This is the first quilt I have made. As you can see, I really love reproduction 30's fabrics. The quilting is done by hand.

Basic Supplies

  • Sewing machine
  • Cotton thread in a neutral colour
  • Sewing machine needle- 80/12 or 80/11
  • Rotary Cutter
  • Self healing cutting mat
  • Ruler 6" x 12"
  • Ruler 6" square
  • Pins, seam ripper, pencils 


  • 1 fat quarter of each of 5 colors- a, b, c, d, e
  • 2 fat quarters of background fabric- f
  • 1/4 yard inner border
  • 1/2 yard outer border
  • 1 1/2 yard backing
  • 1/2 yard binding
  • Crib size batting

What To Do

Fold fat quarter in half and then cut 3" strips as follows:
  • Fabric A = 1 strip
  • Fabric B = 1 strip
  • Fabric C = 1 strip
  • Fabric D = 1 strip
  • Fabric E = 1 strip
  • Fabric F = 5 strips
Using a 1/4" seam allowance, sew a strip of fabric f to each of your remaining cut strips. Sew right sides together and press seams towards darker strip.
Sub-cut each strip set into 3" segments. Sew 4 patch units by matching 2 patch units of the same color. Rotate these pieces to make sure that like colors do not touch each other.
Measure several of your 4 patches. This will determine the size you should cut your large squares. Figure out how you want your quilt to look then cut large squares according to that.

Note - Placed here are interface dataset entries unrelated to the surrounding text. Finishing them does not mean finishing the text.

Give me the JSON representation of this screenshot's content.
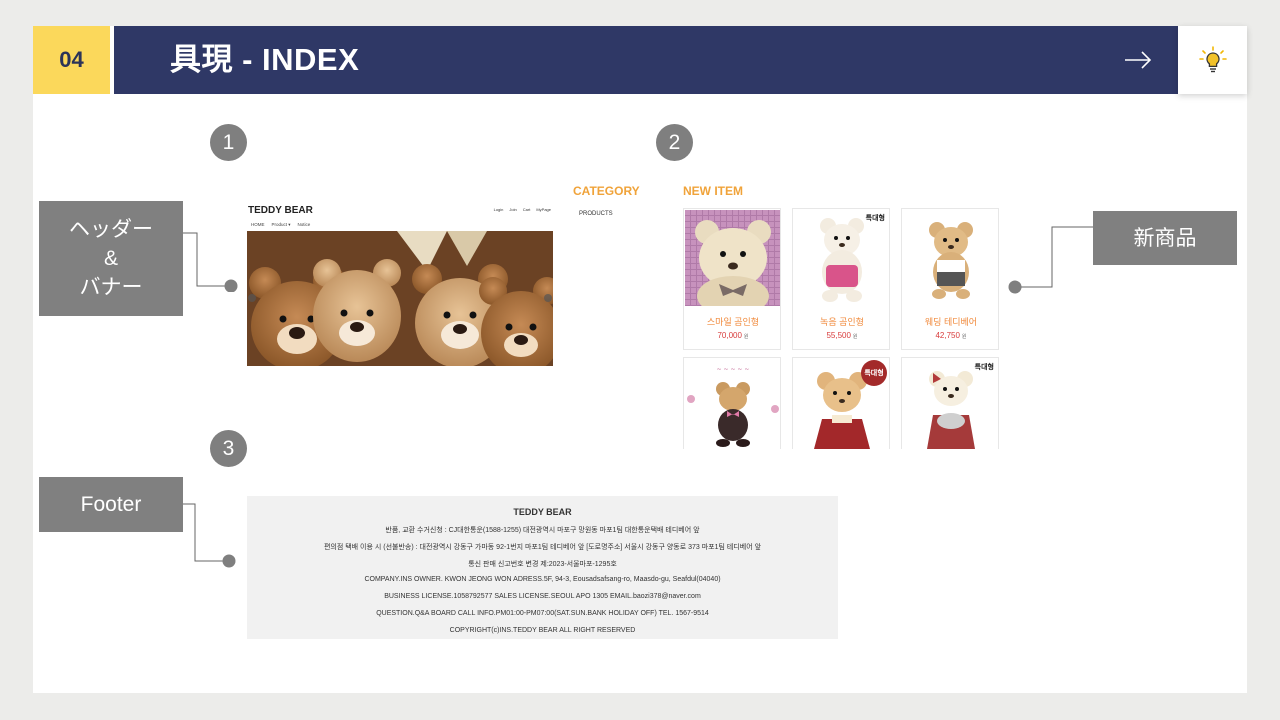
{
  "header": {
    "number": "04",
    "title": "具現 - INDEX",
    "arrow_icon": "arrow-right-icon",
    "bulb_icon": "lightbulb-icon"
  },
  "colors": {
    "accent_yellow": "#fbd85b",
    "navy": "#2f3866",
    "label_gray": "#808080",
    "orange": "#f0a33a",
    "price_red": "#d83c3c"
  },
  "markers": [
    "1",
    "2",
    "3"
  ],
  "labels": {
    "header_banner": [
      "ヘッダー",
      "&",
      "バナー"
    ],
    "new_item": "新商品",
    "footer": "Footer"
  },
  "mock_header": {
    "logo": "TEDDY BEAR",
    "util_links": [
      "Login",
      "Join",
      "Cart",
      "MyPage"
    ],
    "nav": [
      "HOME",
      "Product ▾",
      "Notice"
    ]
  },
  "category": {
    "title": "CATEGORY",
    "items": [
      "PRODUCTS"
    ]
  },
  "new_item": {
    "title": "NEW ITEM",
    "products": [
      {
        "name": "스마일 곰인형",
        "price": "70,000",
        "unit": "원",
        "tag": ""
      },
      {
        "name": "녹음 곰인형",
        "price": "55,500",
        "unit": "원",
        "tag": "특대형"
      },
      {
        "name": "웨딩 테디베어",
        "price": "42,750",
        "unit": "원",
        "tag": ""
      },
      {
        "name": "",
        "price": "",
        "unit": "",
        "tag": ""
      },
      {
        "name": "",
        "price": "",
        "unit": "",
        "tag": "특대형"
      },
      {
        "name": "",
        "price": "",
        "unit": "",
        "tag": "특대형"
      }
    ]
  },
  "footer_mock": {
    "title": "TEDDY BEAR",
    "lines": [
      "반품, 교환 수거신청 : CJ대한통운(1588-1255) 대전광역시 마포구 망원동 마포1팀 대한통운택배 테디베어 앞",
      "편의점 택배 이용 시 (선불반송) : 대전광역시 강동구 가마동 92-1번지 마포1팀 테디베어 앞 [도로명주소] 서울시 강동구 양동로 373 마포1팀 테디베어 앞",
      "통신 판매 신고번호 변경 제:2023-서울마포-1295호",
      "COMPANY.INS OWNER. KWON JEONG WON ADRESS.5F, 94-3, Eousadsafsang-ro, Maasdo-gu, Seafdul(04040)",
      "BUSINESS LICENSE.1058792577 SALES LICENSE.SEOUL APO 1305 EMAIL.baozi378@naver.com",
      "QUESTION.Q&A BOARD CALL INFO.PM01:00-PM07:00(SAT.SUN.BANK HOLIDAY OFF) TEL. 1567-9514",
      "COPYRIGHT(c)INS.TEDDY BEAR ALL RIGHT RESERVED"
    ]
  }
}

A (4 patch c) B (4 patch d) E
(four patch c) B (4 patch d) E (4 patch a)
B (4 patch d) E (4 patch a) C
(4 patch d) E (4 patch a) C (4 patch b)
E (4 patch a) C (4 patch b) D
(4 patch a) C (4 patch b) D (4 patch e)
C (4 patch b) D (4 patch e) A

Center large squares on the 4 patches. Make sure right sides are together. Sew (with 1/4" seam allowance) the pieces together. Sew the newly made rows together to make the quilt top.
For the first border, cut 4 1/2" strips. measure border from the middle of the quilt and cut the border fabric length. Sew length border to quilt top. Measure the width of the border using same technique as the length. Cut and sew the top and bottom border to quilt.
For the second border, cut 4 3 1/2" strips. As with the first border, cut and sew onto the quilt top.
Attach the batting and backing. Quilt any design you like. Cut the excess batting and backing. Cut the binding fabric into 2" strips. Attach together and then fold in half wrong sides together down the length and press. Attach to the quilt.
I hope you enjoy my tutorial!

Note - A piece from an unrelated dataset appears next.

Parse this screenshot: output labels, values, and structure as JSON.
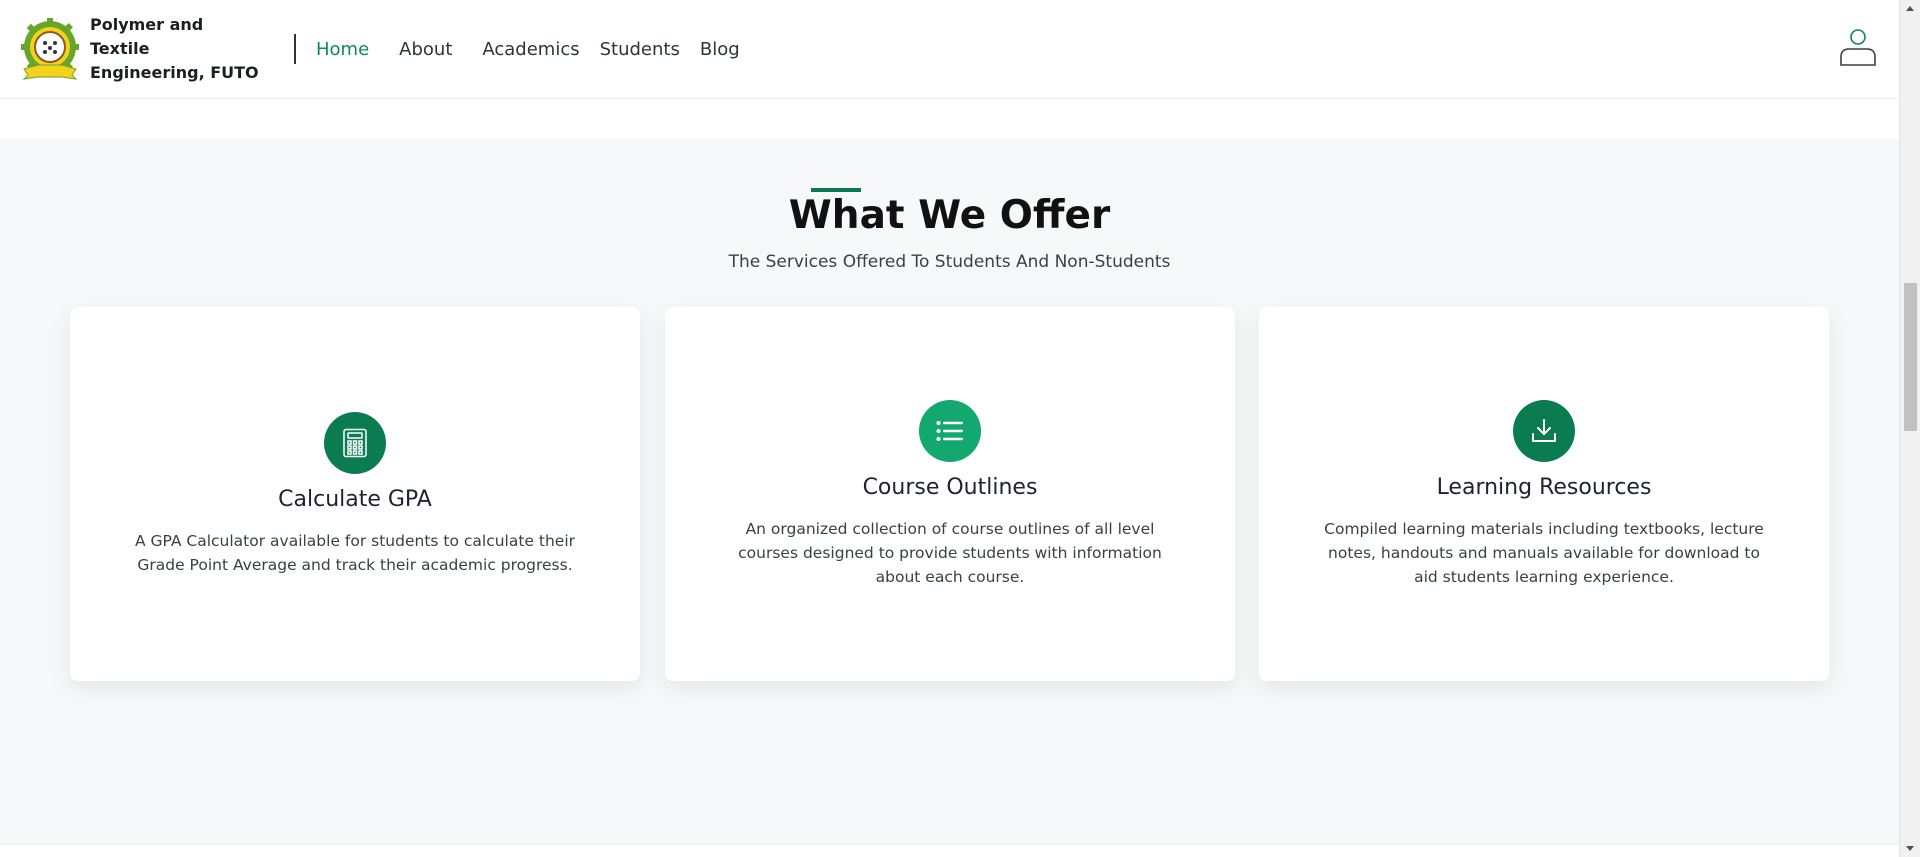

Friday, October 12, 2012

First Knit Scarf

This was my first knitting project a few years ago. Seems like quite a long time ago actually. I can't remember the reason for wanting to learn to knit but I now knit constantly. I taught myself by using the Internet and a few "how to" books.
I had bought some cheap yarn from the store in order to practice the knit stitch. I thought that making a scarf would be an easy yet useful item.


  • US size 10.5 knitting needles
  • 1 ball yarn, any type
  • Tapestry needle
  • Crochet hook


In all honesty there's not much of a pattern here. I cast on, using a long tail cast on method, about 30 stitches. My scarf is rather wide; you could reduce the number of stitches if you want. I then knit every row (garter stitch) until I had a scarf as long as I wanted it to be. I think it is about 6 feet. In the middle of this project I got brave (or so I thought at the time) and practised a little purl stitching. Since the scarf is so long and wide, you can't really notice the purl rows when it's worn.
At the ends of the scarf I added some tassels. This is done easily enough with a few short lengths of yarn and a crotchet hook. I made a loop with the yarn and passed it into one of the stitches at the end of my scarf. I then passed the ends of the short lengths of yarn through the loop and pulled tight. Make sure you pass the ends in the same direction. You'll end up with the knots facing opposite ways.
I hope you enjoy my simple tutorial!